As a poor kid in Cleveland, he
would have to work his
way through college.
But part-time jobs paid peanuts when he
graduated from high school in 1962.
decided to attend college full-time and also get a full-time job.
timing couldn't have been better.
recalls, had just decided to "hire a kid from the street and teach him the new computer technology.
became that kid.
Years later, he
was about to start his
Ph.D. when all graduate-student draft deferments were canceled because of the war in Vietnam.
was recruited by the Navy to be part of its new technology program.
Morino became an instant noncommissioned officer and joined a team of topflight young technologists.
It didn't take long for him to convince some of his
colleagues to start a software company in their spare time.
worked all day at naval headquarters, then spent 5 PM to midnight working at the company.
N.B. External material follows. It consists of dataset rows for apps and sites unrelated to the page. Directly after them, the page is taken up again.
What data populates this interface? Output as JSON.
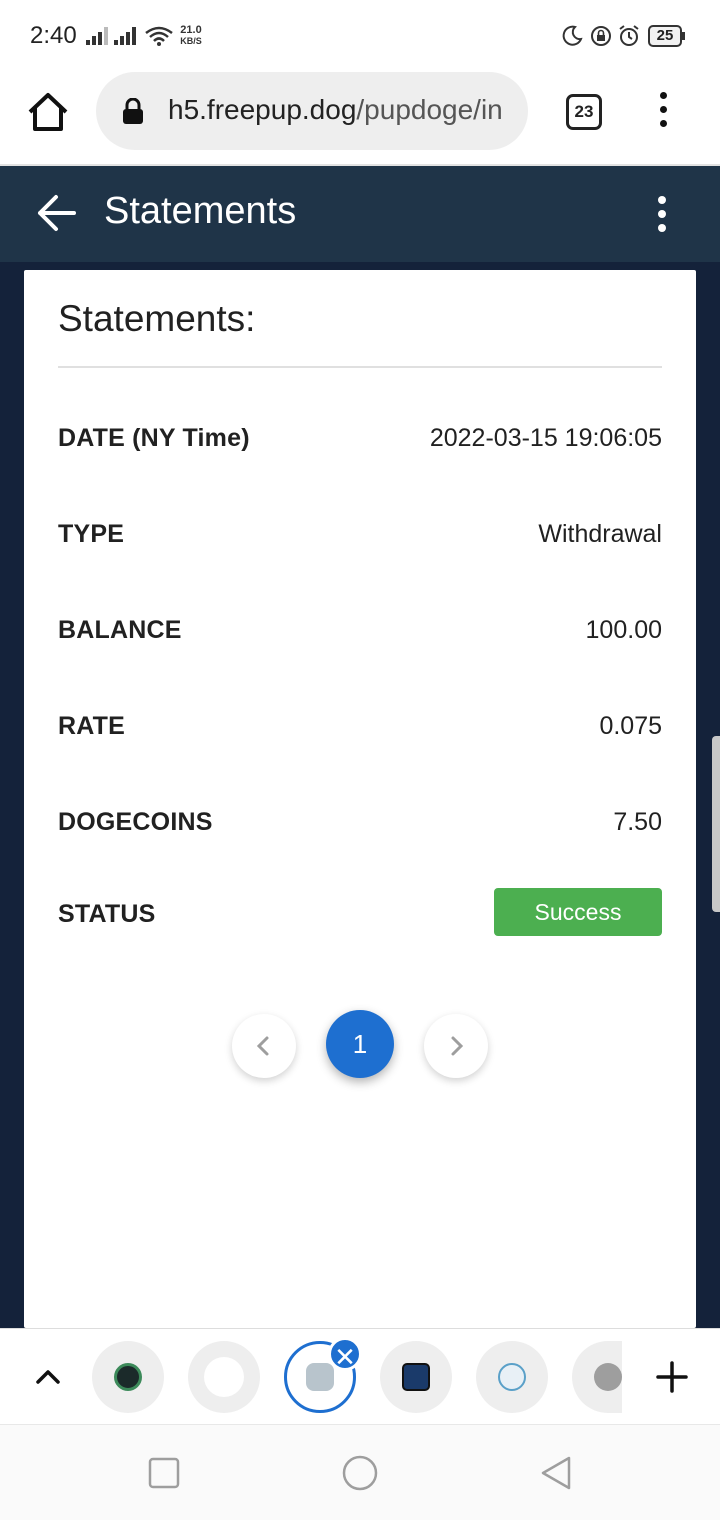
{
  "status_bar": {
    "time": "2:40",
    "net_speed_value": "21.0",
    "net_speed_unit": "KB/S",
    "battery": "25"
  },
  "browser": {
    "url_domain": "h5.freepup.dog",
    "url_path": "/pupdoge/in",
    "tab_count": "23"
  },
  "header": {
    "title": "Statements"
  },
  "statement": {
    "heading": "Statements:",
    "rows": [
      {
        "label": "DATE (NY Time)",
        "value": "2022-03-15 19:06:05"
      },
      {
        "label": "TYPE",
        "value": "Withdrawal"
      },
      {
        "label": "BALANCE",
        "value": "100.00"
      },
      {
        "label": "RATE",
        "value": "0.075"
      },
      {
        "label": "DOGECOINS",
        "value": "7.50"
      },
      {
        "label": "STATUS",
        "value": "Success"
      }
    ]
  },
  "pagination": {
    "current_page": "1"
  },
  "tab_strip": {
    "close_symbol": "✕"
  },
  "colors": {
    "header_bg": "#1f3448",
    "page_bg": "#14223a",
    "success": "#4caf50",
    "accent": "#1e6fd0"
  }
}
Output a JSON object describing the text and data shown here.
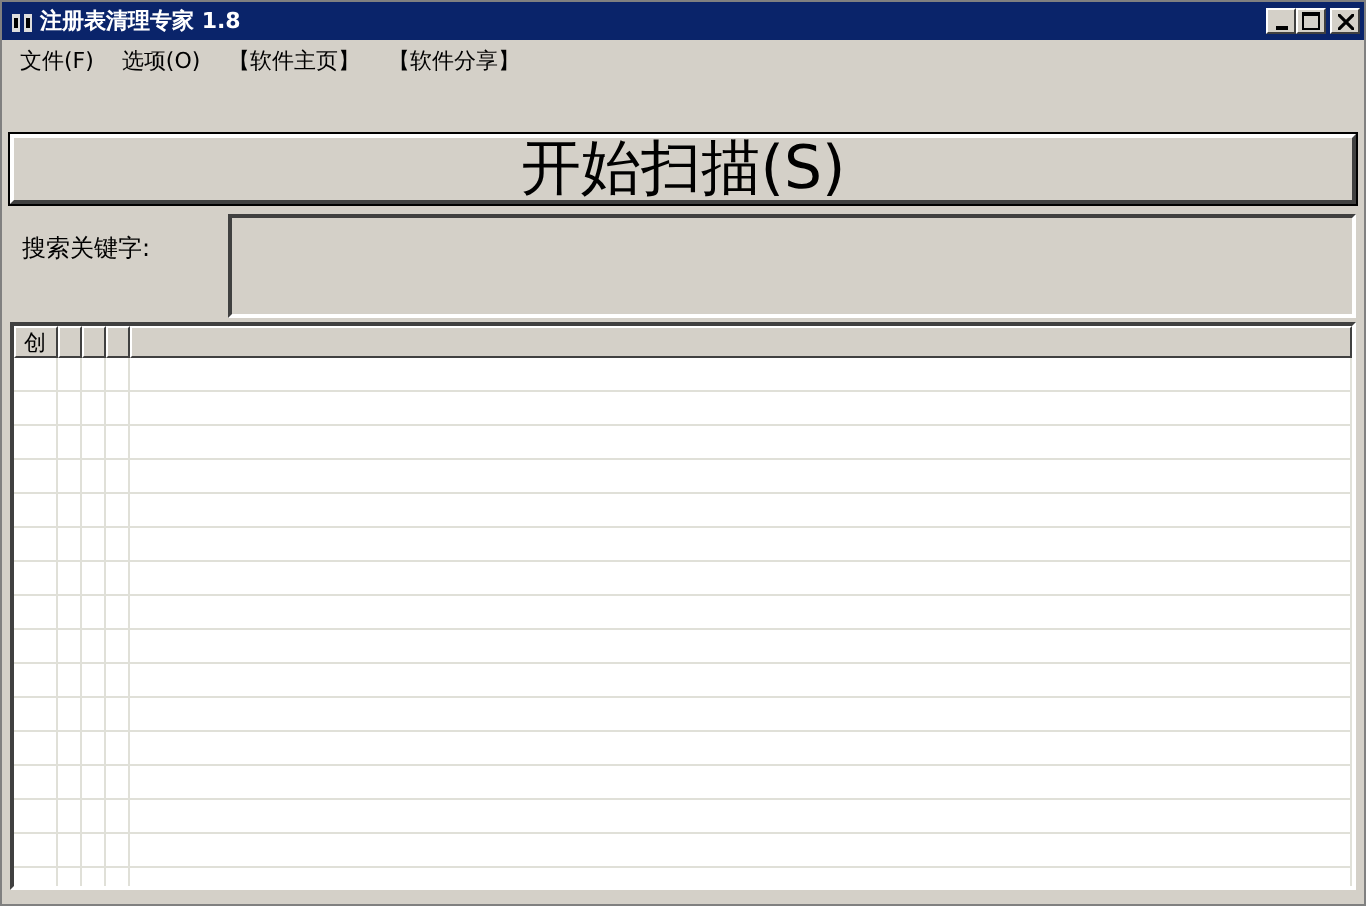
{
  "window": {
    "title": "注册表清理专家 1.8"
  },
  "menu": [
    {
      "label": "文件(F)"
    },
    {
      "label": "选项(O)"
    },
    {
      "label": "【软件主页】"
    },
    {
      "label": "【软件分享】"
    }
  ],
  "scan_button": "开始扫描(S)",
  "search": {
    "label": "搜索关键字:"
  },
  "table": {
    "columns": [
      {
        "label": "创"
      }
    ]
  }
}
Soon after, Morino met Bill Witzel, a dynamo who, according to techie folklore, was the first software salesman in America.
In 1973 Morino and Witzel started Morino Associates to create software for big mainframe computers that were then the state of the art.
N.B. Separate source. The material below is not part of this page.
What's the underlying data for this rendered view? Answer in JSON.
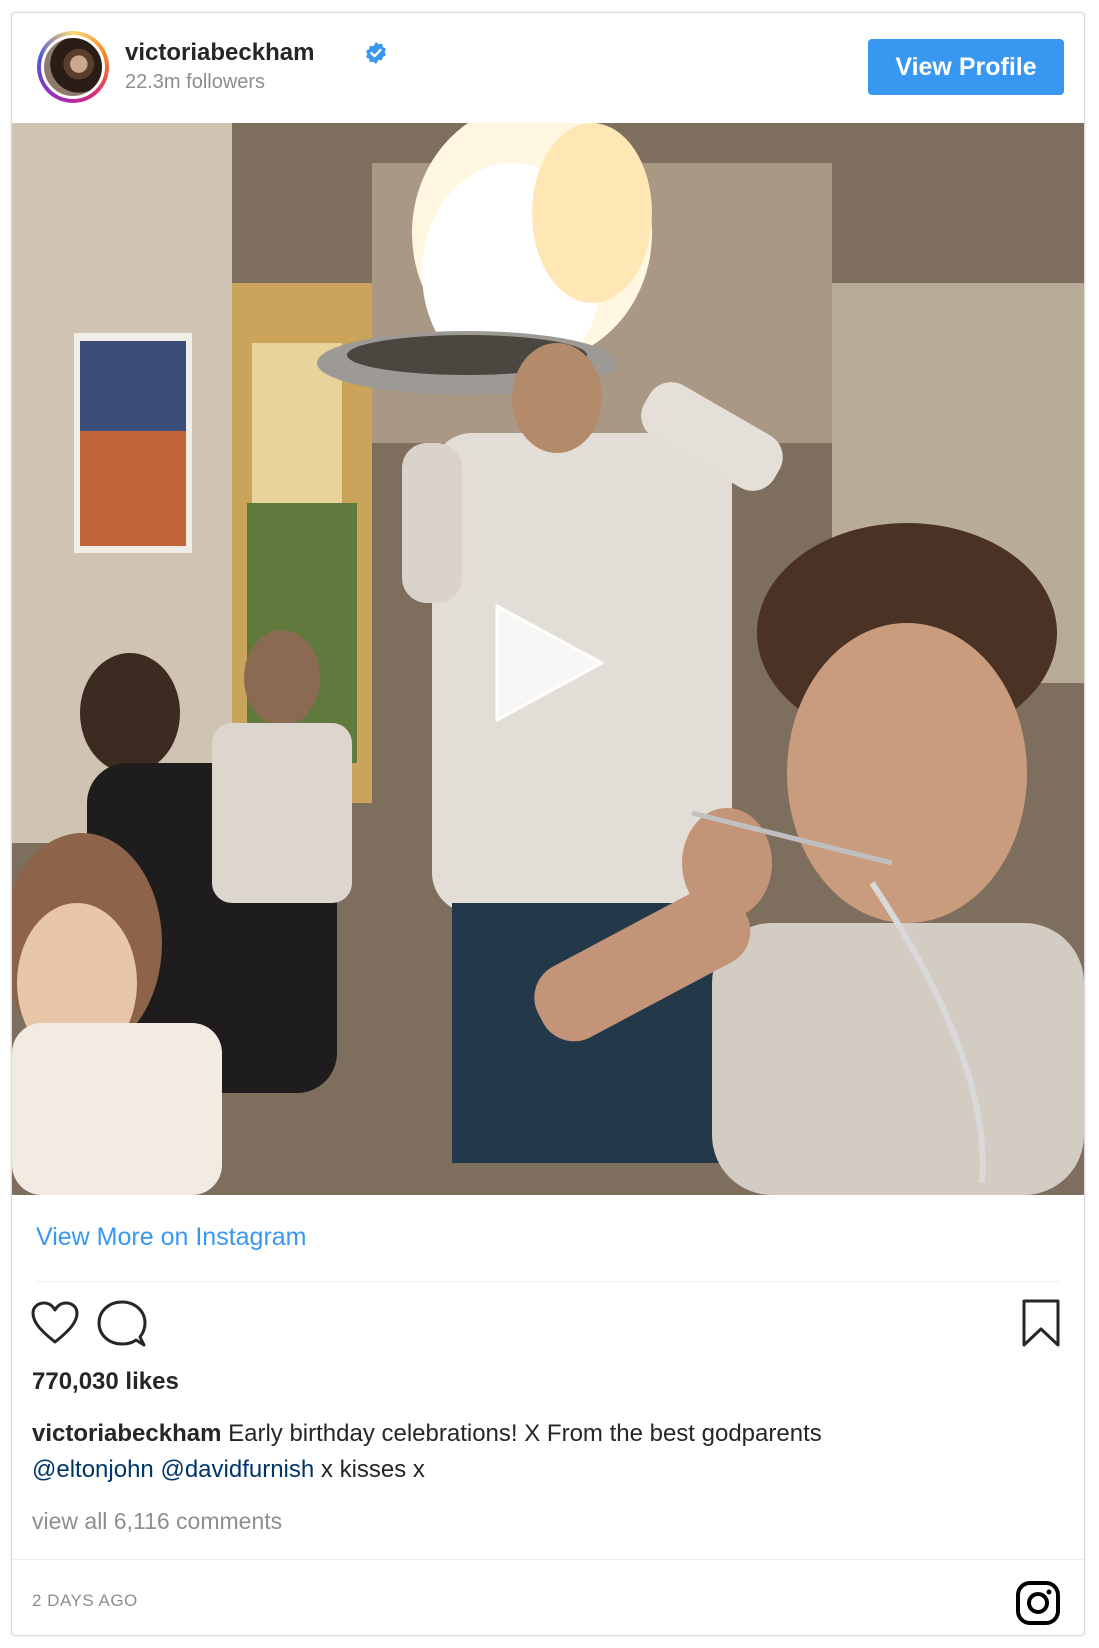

soon learned that his
small company had to grow to survive and that it wasn't enough to develop good software if the client didn't know how to use it.
Teaching customers to mange technology became a company hallmark.
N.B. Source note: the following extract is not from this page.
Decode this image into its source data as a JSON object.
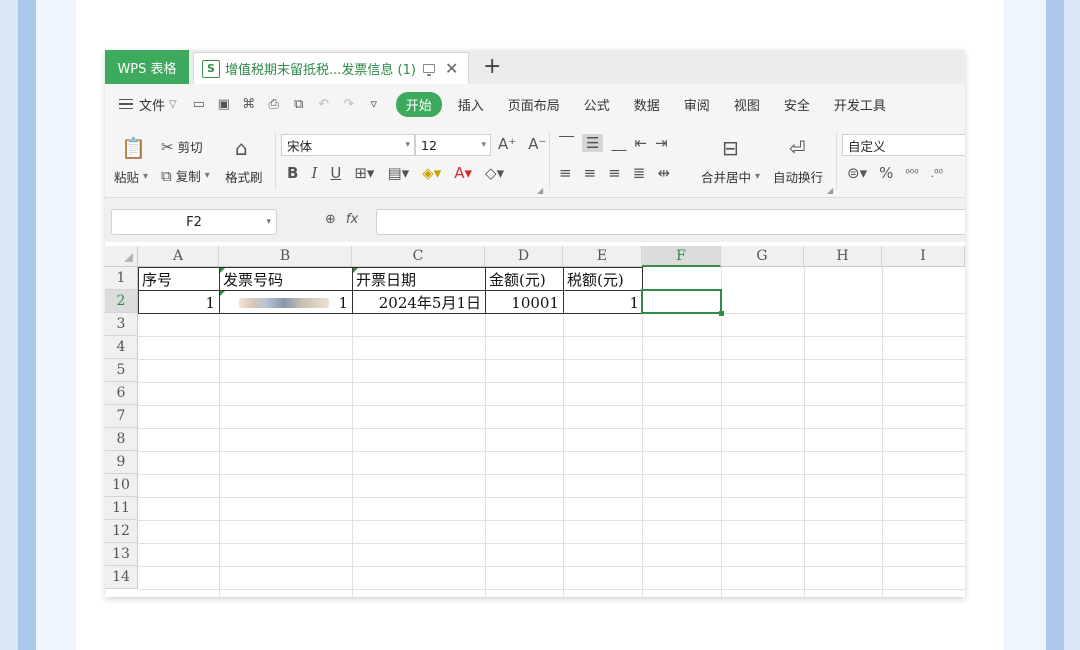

went public in 1986, then merged with another software company to become the Legent Corporation
Between 1989 and 1992, Legent
acquired other tech firms and went from $125 million in sales to about $500 million.
"I had to keep working harder because I knew people out there were brighter," Morino
In 1992 he retired from Legent, which Computer Associates acquired in 1995.
He is now a special partner in General Atlantic Partners, a private equity-investment firm.
didn't want to rest on his
doesn't rest, period.
In the 1990s he
became the godfather of area Internet entrepreneurs, coaching young start-ups.
In 1994 he created the Morino Institute.
Its Reston headquarters, nicknamed "Planet Mario," serves as a kind of Internet incubator for tech start-ups.
It also provides resources and tools to get community groups plugged into the Internet.
The next year he launched the Potomac KnowledgeWay, a nonprofit organization created to boost the region's role as a high-tech center.
Morino chairs Venture Philanthropy Partners and serves on the boards of the Community Foundation, the Brookings institution, and other non-profits.
Equally important, he
has encouraged other Northern Virginia entrepreneurs to follow his
philanthropic lead and get involved in the Washington Community.
"We have a remarkable opportunity to effect change," he